Moreover, there is also competition for the youth vote from others, including the newly formed Kla or Dare Party of Korn Chatikavanij and the Progressive Constitution Group co-founded by Parit “Itim” Wacharasindhu, a former member of the Democrat Party’s New Dem faction.
Yuthaporn agreed that CARE offered little to attract new-generation voters, who tend to be more interested in identity politics or issues like gender and environment.
The academic said that to be successful, a new political group must propose fresh ideas that catch the public’s imagination.

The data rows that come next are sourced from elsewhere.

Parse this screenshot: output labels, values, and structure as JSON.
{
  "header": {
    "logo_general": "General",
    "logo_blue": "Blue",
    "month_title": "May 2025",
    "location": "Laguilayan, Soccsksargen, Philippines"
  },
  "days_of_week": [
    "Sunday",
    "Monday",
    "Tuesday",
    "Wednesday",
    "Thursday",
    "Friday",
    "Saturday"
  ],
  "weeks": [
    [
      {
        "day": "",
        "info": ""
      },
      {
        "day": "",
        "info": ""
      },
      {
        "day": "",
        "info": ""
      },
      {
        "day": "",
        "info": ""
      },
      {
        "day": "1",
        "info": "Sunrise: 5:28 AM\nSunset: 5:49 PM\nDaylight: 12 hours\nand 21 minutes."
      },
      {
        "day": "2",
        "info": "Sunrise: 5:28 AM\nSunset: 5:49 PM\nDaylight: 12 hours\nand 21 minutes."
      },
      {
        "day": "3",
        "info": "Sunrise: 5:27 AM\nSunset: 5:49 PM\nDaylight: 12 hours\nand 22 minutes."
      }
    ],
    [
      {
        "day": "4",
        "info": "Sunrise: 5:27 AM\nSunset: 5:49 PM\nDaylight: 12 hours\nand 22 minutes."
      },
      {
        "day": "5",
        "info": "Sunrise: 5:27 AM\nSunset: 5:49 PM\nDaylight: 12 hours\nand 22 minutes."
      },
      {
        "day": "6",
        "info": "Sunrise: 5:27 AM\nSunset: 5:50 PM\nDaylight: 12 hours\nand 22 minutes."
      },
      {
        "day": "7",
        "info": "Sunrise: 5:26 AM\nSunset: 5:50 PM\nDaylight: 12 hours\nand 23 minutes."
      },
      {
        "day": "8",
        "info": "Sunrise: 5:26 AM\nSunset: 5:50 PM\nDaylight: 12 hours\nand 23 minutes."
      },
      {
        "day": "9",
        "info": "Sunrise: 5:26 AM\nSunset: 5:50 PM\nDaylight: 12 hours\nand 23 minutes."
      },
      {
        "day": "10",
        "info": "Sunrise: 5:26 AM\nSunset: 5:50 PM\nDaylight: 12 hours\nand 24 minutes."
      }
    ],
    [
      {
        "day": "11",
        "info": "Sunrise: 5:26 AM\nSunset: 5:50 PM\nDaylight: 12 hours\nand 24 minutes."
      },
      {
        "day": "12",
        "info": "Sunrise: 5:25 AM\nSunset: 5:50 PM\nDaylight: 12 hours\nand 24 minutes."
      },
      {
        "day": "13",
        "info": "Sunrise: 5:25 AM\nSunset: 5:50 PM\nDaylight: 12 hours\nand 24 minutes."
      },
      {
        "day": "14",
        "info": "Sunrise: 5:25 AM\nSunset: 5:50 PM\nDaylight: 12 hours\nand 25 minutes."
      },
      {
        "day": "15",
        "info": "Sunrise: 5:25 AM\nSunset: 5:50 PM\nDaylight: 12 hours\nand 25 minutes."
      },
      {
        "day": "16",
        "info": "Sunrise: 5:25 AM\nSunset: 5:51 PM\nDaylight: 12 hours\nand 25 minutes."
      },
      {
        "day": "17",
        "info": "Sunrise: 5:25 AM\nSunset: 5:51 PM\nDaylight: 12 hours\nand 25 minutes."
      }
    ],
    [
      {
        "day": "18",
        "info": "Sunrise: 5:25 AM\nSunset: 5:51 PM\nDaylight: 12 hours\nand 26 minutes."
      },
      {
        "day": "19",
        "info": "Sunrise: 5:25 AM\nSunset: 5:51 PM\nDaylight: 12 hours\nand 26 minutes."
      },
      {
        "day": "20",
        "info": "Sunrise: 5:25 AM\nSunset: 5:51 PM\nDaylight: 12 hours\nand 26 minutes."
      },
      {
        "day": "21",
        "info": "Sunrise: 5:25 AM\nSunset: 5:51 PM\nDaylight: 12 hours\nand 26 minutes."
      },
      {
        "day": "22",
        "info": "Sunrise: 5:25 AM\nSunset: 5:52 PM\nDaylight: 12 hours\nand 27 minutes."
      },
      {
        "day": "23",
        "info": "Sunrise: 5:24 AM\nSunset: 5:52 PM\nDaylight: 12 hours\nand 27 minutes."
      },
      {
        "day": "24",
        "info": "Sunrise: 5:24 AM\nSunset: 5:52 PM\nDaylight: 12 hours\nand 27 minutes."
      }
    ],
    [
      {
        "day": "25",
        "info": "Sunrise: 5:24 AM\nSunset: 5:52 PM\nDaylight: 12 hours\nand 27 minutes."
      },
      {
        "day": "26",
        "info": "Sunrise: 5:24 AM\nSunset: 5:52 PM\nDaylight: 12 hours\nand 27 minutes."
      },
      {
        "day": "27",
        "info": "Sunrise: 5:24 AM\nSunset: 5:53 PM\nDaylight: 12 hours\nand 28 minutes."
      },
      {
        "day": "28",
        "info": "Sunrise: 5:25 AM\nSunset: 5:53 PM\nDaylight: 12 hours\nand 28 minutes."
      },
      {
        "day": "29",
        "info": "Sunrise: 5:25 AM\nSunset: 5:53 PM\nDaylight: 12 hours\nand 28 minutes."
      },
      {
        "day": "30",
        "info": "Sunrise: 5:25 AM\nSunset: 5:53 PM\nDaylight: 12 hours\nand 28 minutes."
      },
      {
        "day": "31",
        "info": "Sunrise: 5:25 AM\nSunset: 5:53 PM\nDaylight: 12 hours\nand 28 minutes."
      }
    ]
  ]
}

If its ideas fell flat, then the group would remain a think-tank, criticising and scrutinising the government’s policies, but never making the leap to become an established party.
Moreover, the fact that its co-founders are associated with Thaksin would make it difficult for the group to attract anything other than Pheu Thai supporters or to broaden its political base beyond that of Thaksin to other groups, especially the new generation, according to Yuthaporn.
Distancing themselves from the fugitive ex-premier will be a tough task given group members will be questioned as to whether they are just another part of Thaksin’s “political game”, said the academic.
CARE, which was launched with 30-40 members, describes itself as a group of people from all walks of life who care about the future of Thailand.
“We will expand our network to brainstorm and cooperate, bringing everyone together to ‘think, drive, Thai’,” says the group’s campaign manifesto.
“We believe we will be able to generate countless possibilities and solutions to drive Thailand ahead to regain its dignity and pride alongside other civilised countries.”
Apart from heavyweight politicians linked with Thaksin, other founders including economist Supavut Saichue, outspoken TV commentator Lakkhana “Khaek” Panvichai, and celebrated architect Duangrit Bunnag. All were introduced at the group’s launch event, held in a studio at Voice TV, which is owned by Thaksin’s children.
The widespread belief that CARE was formed as a result of conflict within Pheu Thai was dismissed by co-founder Phumtham. He insisted that he is still a Pheu Thai member and had no plans to invite fellow party members to join the group.
Questioned on why he had not kept his political activity within Pheu Thai, Phumtham said CARE was formed to gather ideas for solutions to the country’s problems from civil networks and professionals in various fields, who would have been reluctant to join any initiative launched by an existing party.
However, Phumtham did not rule out the possibility of CARE becoming a political party.
“It depends on future situations,” he said.
By ThaiPBS World’s Political Desk